I was expecting the worst when I saw that the website was pink. Because women are pink, right? I also braced myself for impact when I saw women entering Huntsman in full-on business suits. No one ever goes to regular tech conferences in business suits unless they’re trying to sell you something. The third sign was when, as soon as I got in line to find my name badge, I overheard one woman telling another, “Oh, I like your necklace.” I realize this is the female equivalent of, “Oh wow, that’s a really cool [insert gadget here].” But why can’t we be complimenting each other on our gadgets instead of our necklaces? I love your browser. It’s so sleek and sexy.
Luckily, the conference went way uphill from there:
Once I registered, I wandered around. Most of the women were already talking in groups, and I HATE, HATE, HATE having to but tinto conversations.
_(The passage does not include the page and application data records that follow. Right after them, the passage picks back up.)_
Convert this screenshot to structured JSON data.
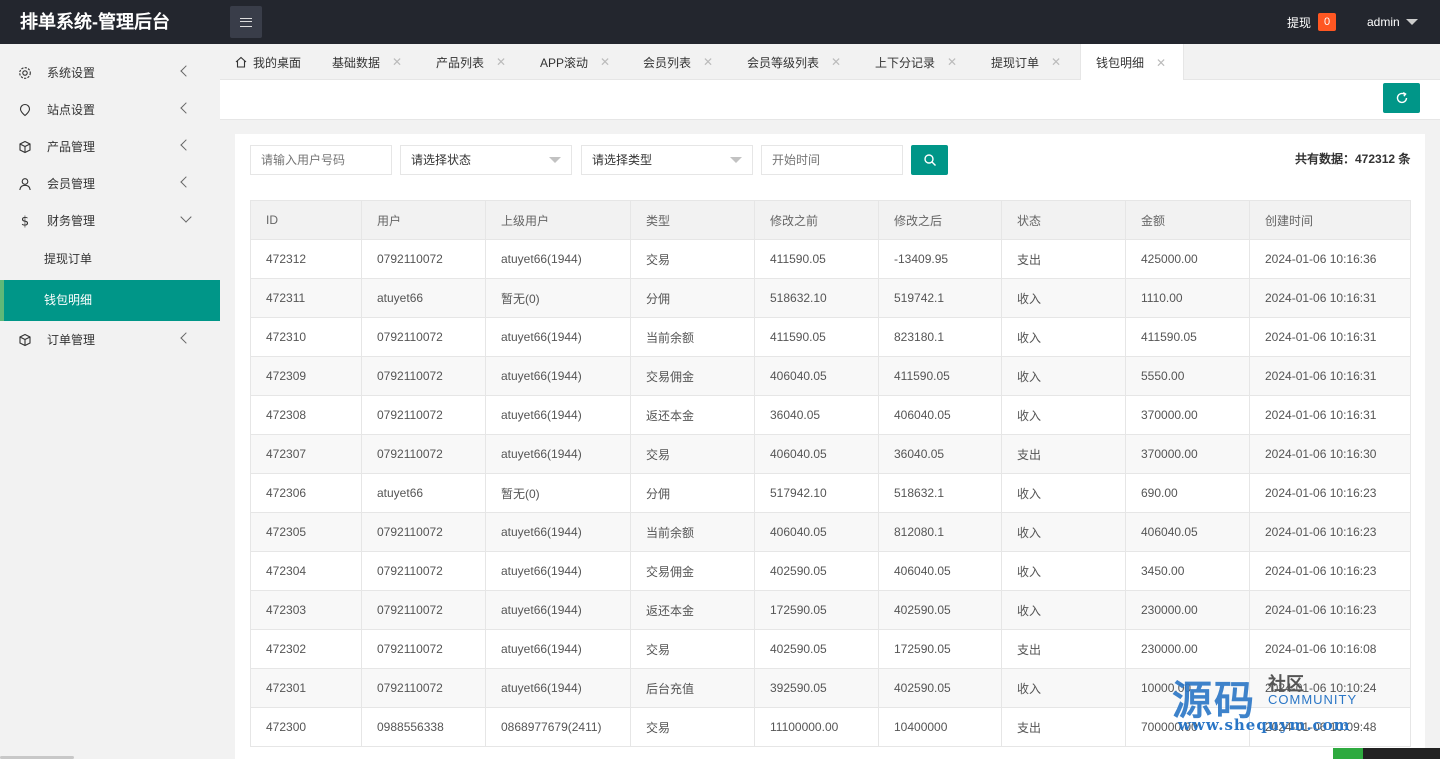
{
  "header": {
    "brand": "排单系统-管理后台",
    "withdraw_label": "提现",
    "withdraw_count": "0",
    "user": "admin"
  },
  "sidebar": {
    "items": [
      {
        "label": "系统设置",
        "icon": "gear-icon"
      },
      {
        "label": "站点设置",
        "icon": "location-icon"
      },
      {
        "label": "产品管理",
        "icon": "cube-icon"
      },
      {
        "label": "会员管理",
        "icon": "user-icon"
      },
      {
        "label": "财务管理",
        "icon": "dollar-icon"
      },
      {
        "label": "订单管理",
        "icon": "cube-icon"
      }
    ],
    "finance_sub": [
      {
        "label": "提现订单"
      },
      {
        "label": "钱包明细"
      }
    ]
  },
  "tabs": [
    {
      "label": "我的桌面"
    },
    {
      "label": "基础数据"
    },
    {
      "label": "产品列表"
    },
    {
      "label": "APP滚动"
    },
    {
      "label": "会员列表"
    },
    {
      "label": "会员等级列表"
    },
    {
      "label": "上下分记录"
    },
    {
      "label": "提现订单"
    },
    {
      "label": "钱包明细"
    }
  ],
  "filters": {
    "user_placeholder": "请输入用户号码",
    "status_select": "请选择状态",
    "type_select": "请选择类型",
    "start_time_placeholder": "开始时间"
  },
  "total_label": "共有数据：472312 条",
  "table": {
    "headers": [
      "ID",
      "用户",
      "上级用户",
      "类型",
      "修改之前",
      "修改之后",
      "状态",
      "金额",
      "创建时间"
    ],
    "rows": [
      [
        "472312",
        "0792110072",
        "atuyet66(1944)",
        "交易",
        "411590.05",
        "-13409.95",
        "支出",
        "425000.00",
        "2024-01-06 10:16:36"
      ],
      [
        "472311",
        "atuyet66",
        "暂无(0)",
        "分佣",
        "518632.10",
        "519742.1",
        "收入",
        "1110.00",
        "2024-01-06 10:16:31"
      ],
      [
        "472310",
        "0792110072",
        "atuyet66(1944)",
        "当前余额",
        "411590.05",
        "823180.1",
        "收入",
        "411590.05",
        "2024-01-06 10:16:31"
      ],
      [
        "472309",
        "0792110072",
        "atuyet66(1944)",
        "交易佣金",
        "406040.05",
        "411590.05",
        "收入",
        "5550.00",
        "2024-01-06 10:16:31"
      ],
      [
        "472308",
        "0792110072",
        "atuyet66(1944)",
        "返还本金",
        "36040.05",
        "406040.05",
        "收入",
        "370000.00",
        "2024-01-06 10:16:31"
      ],
      [
        "472307",
        "0792110072",
        "atuyet66(1944)",
        "交易",
        "406040.05",
        "36040.05",
        "支出",
        "370000.00",
        "2024-01-06 10:16:30"
      ],
      [
        "472306",
        "atuyet66",
        "暂无(0)",
        "分佣",
        "517942.10",
        "518632.1",
        "收入",
        "690.00",
        "2024-01-06 10:16:23"
      ],
      [
        "472305",
        "0792110072",
        "atuyet66(1944)",
        "当前余额",
        "406040.05",
        "812080.1",
        "收入",
        "406040.05",
        "2024-01-06 10:16:23"
      ],
      [
        "472304",
        "0792110072",
        "atuyet66(1944)",
        "交易佣金",
        "402590.05",
        "406040.05",
        "收入",
        "3450.00",
        "2024-01-06 10:16:23"
      ],
      [
        "472303",
        "0792110072",
        "atuyet66(1944)",
        "返还本金",
        "172590.05",
        "402590.05",
        "收入",
        "230000.00",
        "2024-01-06 10:16:23"
      ],
      [
        "472302",
        "0792110072",
        "atuyet66(1944)",
        "交易",
        "402590.05",
        "172590.05",
        "支出",
        "230000.00",
        "2024-01-06 10:16:08"
      ],
      [
        "472301",
        "0792110072",
        "atuyet66(1944)",
        "后台充值",
        "392590.05",
        "402590.05",
        "收入",
        "10000.00",
        "2024-01-06 10:10:24"
      ],
      [
        "472300",
        "0988556338",
        "0868977679(2411)",
        "交易",
        "11100000.00",
        "10400000",
        "支出",
        "700000.00",
        "2024-01-06 10:09:48"
      ]
    ]
  },
  "watermark": {
    "big": "源码",
    "she": "社区",
    "community": "COMMUNITY",
    "url": "www.shequym.com"
  }
}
But I did it anyway, and I ended up meeting someone who’s starting her own coworking space with childcare in Philly (this is really cool), someone curating women writers online, someone who’d just launched a digital branding startup with her husband.
I got to meet Gloria
, one of the people at the center of the Philly social media scene, who I’ve been following on Twitter for a while, as well as Yael
, who writes for Technically Philly, my favorite local tech site. I also got to practice being socially awkward. “Are you Israeli,” I asked Yael immediately when she introduced herself. “Yes,” she looked pained. “Because I love the name Yael,” I said, dying slowly inside. And, “You’re different in real life than on Twitter!” I exclaimed to Gloria, getting ready to dig a nice neat hole for myself.
Like most introverts, I HATE networking with a passion.
After forcing myself to be social, I went to a couple of sessions that were really interesting: one about test-driven development, led by Audrey. (Here’s more detail if you’re interested)
and one about working with open data, led by Dana. Here are some pictures from that workshop. These were both really interesting, especially the second one, because I work in data, and it was fun to complain about data issues:
What was more interesting was the twitter feed of the sessions I wasn’t in. At the workshops, I was pleasantly surprised to see that we were not covering anything related to equality, or why there aren’t enough women in the workforce, or work/life balance. The women presenting and attending were women were actually just…doing it. There were Android developers, project managers, and, in the case of Audrey, new moms. They were leading by example.
The generalist sessions focused more on how it felt to be a woman in the workplace and what to do about it. Well, I already know how it feels to be a woman in the technical workplace. I’m sure most of the women at the conference did, too. Since my boss hasn’t taken me aside and told me, “Gee Vicki, we’re really going to need you to ramp down being a female because it is just affecting your work in crazy ways,” I think I’m doing pretty well. In fact, 90% of the time, I don’t think about being a woman at work because I’m….working.
So you could easily tell the tweets coming from the generalist and the non-generalist sessions apart:
This is one of my other favorite tweets:
Probably my favorite session was Joanne Lang’s. She’s the CEO of AboutOne, which just launched at 5:30 the morning of the conference, but she didn’t skip a beat in talking about how funding and running a start-up works. Start-ups as portrayed by the tech media always seem so glamorous and cool. Joanne broke it down for what it was: hard work, and having enough business savvy to understand where to cut costs, and constantly not knowing if you’re on the brink of succes or failure. Her session was really great for me and, in forty minutes, taught me more about business than my MBA has all semester. Hey-o!
Although there were a few “pink” moments, and unfortunately as of now I am still not a Wharton student, I did enjoy the conference. It was helpful to see some of the career paths in technology that women had mapped out for themselves, and it was fun to see people into data as much as I am. One of my favorite parts was meeting Marina, who’s currently an artist of pretty stuff, but is making her way into the tech sector. There’s not a lot of guidance for people that want to transition into tech (as I found out recently,) so this conference served yet another purpose.
I came away with two prevailing thoughts that wrapped the whole thing up:
and, most importantly:
Thanks to everyone who organized the conference for making it happen.
P.S. I also really liked tech conference organizer Yasmin’s post about becoming an American citizen recently.